◆ INSTRUCTIONS TO FOLLOW: Copy every line below where the string "modo" is found.

◆ PROVIDED DATA:

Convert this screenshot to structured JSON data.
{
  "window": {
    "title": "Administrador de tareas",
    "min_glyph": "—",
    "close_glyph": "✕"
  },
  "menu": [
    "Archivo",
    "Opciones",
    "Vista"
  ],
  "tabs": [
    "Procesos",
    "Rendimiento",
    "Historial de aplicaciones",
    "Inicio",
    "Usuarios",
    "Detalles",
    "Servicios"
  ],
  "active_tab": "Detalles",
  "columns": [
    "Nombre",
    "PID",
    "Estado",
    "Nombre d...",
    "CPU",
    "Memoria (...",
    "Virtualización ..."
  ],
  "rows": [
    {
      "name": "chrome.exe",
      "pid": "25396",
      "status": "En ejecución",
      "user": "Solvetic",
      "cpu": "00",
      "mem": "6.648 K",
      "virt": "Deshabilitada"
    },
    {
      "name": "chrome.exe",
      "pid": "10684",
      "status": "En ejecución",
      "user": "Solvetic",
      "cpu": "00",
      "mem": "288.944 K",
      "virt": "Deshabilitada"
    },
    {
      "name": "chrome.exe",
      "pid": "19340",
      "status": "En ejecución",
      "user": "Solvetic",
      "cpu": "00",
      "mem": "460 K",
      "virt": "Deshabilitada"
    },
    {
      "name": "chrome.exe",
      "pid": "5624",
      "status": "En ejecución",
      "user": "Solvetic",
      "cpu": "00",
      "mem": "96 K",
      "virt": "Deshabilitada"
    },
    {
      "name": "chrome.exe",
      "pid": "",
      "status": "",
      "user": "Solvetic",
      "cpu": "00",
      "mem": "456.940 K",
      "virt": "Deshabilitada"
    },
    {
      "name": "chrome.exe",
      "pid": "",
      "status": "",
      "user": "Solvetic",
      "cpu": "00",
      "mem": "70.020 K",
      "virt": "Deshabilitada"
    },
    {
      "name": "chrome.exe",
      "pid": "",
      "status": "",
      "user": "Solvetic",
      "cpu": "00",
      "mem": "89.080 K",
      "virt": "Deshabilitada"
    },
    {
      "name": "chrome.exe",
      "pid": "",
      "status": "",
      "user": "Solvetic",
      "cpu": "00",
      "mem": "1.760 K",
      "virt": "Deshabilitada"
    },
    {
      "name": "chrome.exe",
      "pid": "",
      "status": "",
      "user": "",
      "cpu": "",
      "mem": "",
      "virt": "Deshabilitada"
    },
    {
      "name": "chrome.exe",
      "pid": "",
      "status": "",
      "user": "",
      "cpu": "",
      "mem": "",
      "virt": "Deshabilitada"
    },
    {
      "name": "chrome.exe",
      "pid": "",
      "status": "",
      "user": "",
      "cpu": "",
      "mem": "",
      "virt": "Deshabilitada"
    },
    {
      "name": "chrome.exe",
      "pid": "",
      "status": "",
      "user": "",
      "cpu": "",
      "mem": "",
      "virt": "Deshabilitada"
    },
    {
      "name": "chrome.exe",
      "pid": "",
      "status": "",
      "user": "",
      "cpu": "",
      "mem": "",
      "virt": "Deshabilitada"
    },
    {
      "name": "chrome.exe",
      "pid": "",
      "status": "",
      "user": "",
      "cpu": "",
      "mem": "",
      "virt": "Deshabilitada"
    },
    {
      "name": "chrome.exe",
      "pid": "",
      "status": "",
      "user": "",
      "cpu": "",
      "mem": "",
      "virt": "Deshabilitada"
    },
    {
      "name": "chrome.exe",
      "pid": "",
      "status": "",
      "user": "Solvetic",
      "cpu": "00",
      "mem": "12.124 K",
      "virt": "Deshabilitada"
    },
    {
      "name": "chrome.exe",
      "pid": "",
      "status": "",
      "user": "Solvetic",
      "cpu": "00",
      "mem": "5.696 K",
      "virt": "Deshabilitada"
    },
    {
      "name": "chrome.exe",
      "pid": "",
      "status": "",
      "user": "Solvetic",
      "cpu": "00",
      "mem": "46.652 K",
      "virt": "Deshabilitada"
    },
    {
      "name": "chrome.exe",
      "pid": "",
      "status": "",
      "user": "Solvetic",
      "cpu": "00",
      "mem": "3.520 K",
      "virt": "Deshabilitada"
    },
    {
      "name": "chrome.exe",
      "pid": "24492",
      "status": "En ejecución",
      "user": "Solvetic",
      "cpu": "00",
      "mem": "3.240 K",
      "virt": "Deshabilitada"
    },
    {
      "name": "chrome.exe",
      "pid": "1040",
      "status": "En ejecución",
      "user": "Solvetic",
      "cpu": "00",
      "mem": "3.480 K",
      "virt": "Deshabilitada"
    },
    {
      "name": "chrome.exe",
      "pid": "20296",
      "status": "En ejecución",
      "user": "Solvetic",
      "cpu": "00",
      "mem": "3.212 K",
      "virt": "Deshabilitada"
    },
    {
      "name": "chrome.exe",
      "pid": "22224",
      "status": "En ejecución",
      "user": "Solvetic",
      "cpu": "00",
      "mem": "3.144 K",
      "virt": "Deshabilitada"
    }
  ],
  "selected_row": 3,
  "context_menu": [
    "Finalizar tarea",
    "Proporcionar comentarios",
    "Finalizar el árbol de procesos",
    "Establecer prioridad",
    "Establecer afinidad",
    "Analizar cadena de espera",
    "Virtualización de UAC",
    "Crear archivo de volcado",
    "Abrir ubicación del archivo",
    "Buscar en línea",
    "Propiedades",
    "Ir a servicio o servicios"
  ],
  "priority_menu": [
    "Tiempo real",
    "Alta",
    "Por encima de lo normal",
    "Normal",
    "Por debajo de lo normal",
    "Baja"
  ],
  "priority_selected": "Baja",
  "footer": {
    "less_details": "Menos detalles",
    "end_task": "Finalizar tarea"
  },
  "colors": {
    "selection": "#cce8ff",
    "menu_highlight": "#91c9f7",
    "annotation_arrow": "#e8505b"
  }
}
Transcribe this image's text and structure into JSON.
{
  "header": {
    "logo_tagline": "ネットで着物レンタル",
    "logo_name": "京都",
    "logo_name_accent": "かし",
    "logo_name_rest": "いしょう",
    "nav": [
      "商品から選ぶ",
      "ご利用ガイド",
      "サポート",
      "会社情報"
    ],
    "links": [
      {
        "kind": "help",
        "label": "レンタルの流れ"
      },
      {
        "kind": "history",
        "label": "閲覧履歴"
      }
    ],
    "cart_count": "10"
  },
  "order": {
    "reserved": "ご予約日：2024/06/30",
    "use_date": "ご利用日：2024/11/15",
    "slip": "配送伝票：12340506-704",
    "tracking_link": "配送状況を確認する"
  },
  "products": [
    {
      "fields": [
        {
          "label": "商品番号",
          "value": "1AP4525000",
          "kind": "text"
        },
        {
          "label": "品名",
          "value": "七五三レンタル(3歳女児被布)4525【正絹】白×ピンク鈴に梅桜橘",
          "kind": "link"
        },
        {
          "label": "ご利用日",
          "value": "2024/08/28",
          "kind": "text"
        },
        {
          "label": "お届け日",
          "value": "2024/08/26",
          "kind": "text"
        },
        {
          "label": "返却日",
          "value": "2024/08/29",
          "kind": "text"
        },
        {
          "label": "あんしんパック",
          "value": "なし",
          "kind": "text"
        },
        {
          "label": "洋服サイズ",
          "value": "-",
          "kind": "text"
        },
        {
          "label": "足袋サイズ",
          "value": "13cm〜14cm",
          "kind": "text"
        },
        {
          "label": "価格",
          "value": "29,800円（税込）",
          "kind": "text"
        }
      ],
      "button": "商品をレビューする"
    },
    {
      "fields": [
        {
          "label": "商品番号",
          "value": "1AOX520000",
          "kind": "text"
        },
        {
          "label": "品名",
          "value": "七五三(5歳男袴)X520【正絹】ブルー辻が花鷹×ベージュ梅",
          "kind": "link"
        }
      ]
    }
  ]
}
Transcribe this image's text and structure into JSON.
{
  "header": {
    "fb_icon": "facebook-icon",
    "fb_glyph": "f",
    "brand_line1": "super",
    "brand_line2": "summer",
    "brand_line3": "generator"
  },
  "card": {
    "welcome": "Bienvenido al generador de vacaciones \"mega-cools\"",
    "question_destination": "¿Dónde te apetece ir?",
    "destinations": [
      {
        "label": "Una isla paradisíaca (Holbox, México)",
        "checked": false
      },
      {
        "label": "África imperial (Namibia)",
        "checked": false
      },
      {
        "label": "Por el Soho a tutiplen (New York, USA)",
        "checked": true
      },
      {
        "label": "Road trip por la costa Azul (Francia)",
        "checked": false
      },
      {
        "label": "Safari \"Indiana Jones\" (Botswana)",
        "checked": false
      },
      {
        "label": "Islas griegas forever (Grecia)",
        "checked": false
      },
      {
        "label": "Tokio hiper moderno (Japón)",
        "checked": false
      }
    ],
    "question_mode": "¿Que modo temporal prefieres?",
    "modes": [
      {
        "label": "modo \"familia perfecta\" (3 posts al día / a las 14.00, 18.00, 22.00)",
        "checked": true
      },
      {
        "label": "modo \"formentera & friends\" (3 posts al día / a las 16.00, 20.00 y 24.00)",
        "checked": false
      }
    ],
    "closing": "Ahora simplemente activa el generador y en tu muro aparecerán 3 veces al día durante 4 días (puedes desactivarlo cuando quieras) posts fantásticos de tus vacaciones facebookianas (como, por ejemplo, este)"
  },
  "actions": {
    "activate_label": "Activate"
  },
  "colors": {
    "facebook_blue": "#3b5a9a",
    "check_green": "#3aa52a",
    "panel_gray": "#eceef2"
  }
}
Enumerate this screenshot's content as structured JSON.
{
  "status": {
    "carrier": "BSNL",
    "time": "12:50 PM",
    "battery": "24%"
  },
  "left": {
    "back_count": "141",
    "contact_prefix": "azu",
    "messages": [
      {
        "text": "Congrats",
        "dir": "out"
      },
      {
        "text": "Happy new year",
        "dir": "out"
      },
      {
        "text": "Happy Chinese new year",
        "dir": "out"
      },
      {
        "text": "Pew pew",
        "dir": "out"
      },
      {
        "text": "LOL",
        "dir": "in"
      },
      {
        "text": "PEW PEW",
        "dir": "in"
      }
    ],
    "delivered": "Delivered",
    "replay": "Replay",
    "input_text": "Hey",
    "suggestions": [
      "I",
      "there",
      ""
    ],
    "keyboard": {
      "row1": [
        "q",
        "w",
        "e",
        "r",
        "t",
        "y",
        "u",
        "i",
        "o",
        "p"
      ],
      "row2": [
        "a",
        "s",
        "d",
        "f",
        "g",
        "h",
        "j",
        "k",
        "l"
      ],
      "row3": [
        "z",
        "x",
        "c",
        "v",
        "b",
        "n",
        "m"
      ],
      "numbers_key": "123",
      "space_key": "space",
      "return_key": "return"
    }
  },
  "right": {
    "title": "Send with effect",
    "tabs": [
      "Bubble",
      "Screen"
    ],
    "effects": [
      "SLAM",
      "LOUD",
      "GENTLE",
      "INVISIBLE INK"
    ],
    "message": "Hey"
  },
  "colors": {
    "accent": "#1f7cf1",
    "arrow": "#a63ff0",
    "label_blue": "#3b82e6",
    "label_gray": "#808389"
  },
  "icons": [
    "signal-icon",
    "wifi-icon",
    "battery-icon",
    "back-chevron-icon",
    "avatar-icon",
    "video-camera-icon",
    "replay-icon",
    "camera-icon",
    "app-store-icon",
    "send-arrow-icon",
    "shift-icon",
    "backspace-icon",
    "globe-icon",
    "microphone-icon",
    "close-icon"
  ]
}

◆ FINAL ANSWER:
    "question_mode": "¿Que modo temporal prefieres?",
        "label": "modo \"familia perfecta\" (3 posts al día / a las 14.00, 18.00, 22.00)",
        "label": "modo \"formentera & friends\" (3 posts al día / a las 16.00, 20.00 y 24.00)",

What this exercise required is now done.